* **What the task asks**:
A bare number is the expected answer: the count of lines in the records that contain the word "size".

* **Data shown**:

============================================================

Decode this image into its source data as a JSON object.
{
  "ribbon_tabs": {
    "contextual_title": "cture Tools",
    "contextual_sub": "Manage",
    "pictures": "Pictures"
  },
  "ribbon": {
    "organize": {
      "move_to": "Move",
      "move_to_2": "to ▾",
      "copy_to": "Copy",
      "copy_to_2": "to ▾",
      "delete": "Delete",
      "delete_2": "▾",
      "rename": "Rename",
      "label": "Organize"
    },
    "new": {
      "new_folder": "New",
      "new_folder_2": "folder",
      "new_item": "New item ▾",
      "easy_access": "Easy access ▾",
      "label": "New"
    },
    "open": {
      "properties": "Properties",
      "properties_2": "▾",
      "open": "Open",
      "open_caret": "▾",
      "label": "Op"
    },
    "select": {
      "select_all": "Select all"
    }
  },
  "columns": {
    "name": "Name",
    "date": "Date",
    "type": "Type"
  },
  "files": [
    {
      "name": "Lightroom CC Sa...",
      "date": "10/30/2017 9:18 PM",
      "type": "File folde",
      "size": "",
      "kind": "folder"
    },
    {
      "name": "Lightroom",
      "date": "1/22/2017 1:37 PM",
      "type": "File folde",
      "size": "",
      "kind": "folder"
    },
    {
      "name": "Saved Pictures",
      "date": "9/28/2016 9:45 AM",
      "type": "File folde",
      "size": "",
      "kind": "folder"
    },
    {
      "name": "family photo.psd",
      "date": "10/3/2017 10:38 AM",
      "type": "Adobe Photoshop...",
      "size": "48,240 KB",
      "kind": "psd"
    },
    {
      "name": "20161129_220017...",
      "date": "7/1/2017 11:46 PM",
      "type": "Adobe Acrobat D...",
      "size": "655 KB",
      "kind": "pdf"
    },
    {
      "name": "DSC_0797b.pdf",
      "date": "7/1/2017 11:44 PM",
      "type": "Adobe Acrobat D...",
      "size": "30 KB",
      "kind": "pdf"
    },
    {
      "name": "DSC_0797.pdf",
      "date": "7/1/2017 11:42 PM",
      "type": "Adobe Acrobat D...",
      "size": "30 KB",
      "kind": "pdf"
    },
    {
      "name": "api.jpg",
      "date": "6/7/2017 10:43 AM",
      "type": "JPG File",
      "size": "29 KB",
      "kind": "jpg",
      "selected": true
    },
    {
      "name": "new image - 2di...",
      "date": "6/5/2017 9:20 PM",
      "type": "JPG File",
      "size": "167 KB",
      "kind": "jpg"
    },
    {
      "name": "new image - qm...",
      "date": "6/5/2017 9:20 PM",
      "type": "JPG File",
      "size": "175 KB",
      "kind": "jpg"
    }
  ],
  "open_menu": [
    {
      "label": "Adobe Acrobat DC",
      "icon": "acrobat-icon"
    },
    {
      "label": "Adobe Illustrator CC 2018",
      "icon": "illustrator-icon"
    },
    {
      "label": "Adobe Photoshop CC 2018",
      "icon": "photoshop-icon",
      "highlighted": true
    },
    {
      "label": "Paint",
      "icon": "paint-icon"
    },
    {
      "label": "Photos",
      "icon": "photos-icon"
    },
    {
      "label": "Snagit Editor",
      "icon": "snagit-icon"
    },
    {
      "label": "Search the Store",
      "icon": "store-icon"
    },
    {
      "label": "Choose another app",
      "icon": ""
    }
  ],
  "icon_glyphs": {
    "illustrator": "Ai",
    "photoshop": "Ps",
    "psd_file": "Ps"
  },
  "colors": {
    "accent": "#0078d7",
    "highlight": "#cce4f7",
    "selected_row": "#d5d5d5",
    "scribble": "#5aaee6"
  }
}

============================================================

* **Response to this exercise**:
10